“William Sidney Mount, an American artist born at the beginning of the 19th century, painted this intimate scene of musicality and reflection. His lifetime saw first the emancipation of slaves in his native state of New York and then the universal abolition of slavery during the Civil War. The artist was born in Setauket, a Long Island community located within reasonable commuting distance of the growing metropolis of New York City. While living in the city as a young man, he received formal artistic training at the still-new but already prestigious National Academy of Design. When he returned to Long Island, he maintained close contact with the art world of the city, including its rapidly growing class of patrons and critics.
By the time this compelling image was created, Mount was renowned as one of the pre-eminent painters of genre or everyday life. A man of many talents, he was just as passionately devoted to the art of music as he was to painting. Many of his works quite naturally feature the leisure-time activities of music-making and dancing.
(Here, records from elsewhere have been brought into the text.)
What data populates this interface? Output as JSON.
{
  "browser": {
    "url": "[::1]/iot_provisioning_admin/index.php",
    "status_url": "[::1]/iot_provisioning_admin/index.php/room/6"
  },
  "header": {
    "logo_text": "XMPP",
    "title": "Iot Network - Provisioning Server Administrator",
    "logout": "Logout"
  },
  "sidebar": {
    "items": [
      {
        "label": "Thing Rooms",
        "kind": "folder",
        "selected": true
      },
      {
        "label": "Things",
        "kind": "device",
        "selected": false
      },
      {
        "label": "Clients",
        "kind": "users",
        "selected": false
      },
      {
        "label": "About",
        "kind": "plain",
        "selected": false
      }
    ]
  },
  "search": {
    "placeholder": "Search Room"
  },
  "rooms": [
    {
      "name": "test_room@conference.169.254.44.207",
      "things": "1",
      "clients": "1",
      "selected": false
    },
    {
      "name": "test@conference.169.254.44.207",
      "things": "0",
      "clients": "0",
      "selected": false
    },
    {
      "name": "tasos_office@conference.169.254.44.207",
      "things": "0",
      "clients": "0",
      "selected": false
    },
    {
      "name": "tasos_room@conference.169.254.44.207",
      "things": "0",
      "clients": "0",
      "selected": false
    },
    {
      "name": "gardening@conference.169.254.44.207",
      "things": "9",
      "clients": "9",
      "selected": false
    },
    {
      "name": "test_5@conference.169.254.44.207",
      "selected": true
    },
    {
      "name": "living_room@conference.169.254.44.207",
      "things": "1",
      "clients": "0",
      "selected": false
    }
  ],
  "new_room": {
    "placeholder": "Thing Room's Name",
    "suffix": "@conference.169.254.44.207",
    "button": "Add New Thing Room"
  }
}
The Power of Music was commissioned by Charles M. Leupp, a prominent businessman and art patron from New York. Finished in 1847, it was displayed the same year at the annual exhibition of the National Academy of Design. The canvas immediately garnered favorable critical notice and was soon reproduced as a lithograph by the French firm of Goupil, Vibert and Co. In response to the dynamics of an emerging international art market, the print was marketed both in the United States and in Europe.”–Part of “The Image of the Black in Western Art Archive,” at Harvard University’s W.E.B. Du Bois Institute for African and African American Research.
To continue reading: http://www.imageoftheblack.com/
See also Frederick C. Moffatt, “Barnburning and Hunkerism: William Sidney Mount’s “Power of Music,” Winterthur Portfolio 29, no. 1 (1994): 19-42. http://www.jstor.org/stable/1181449.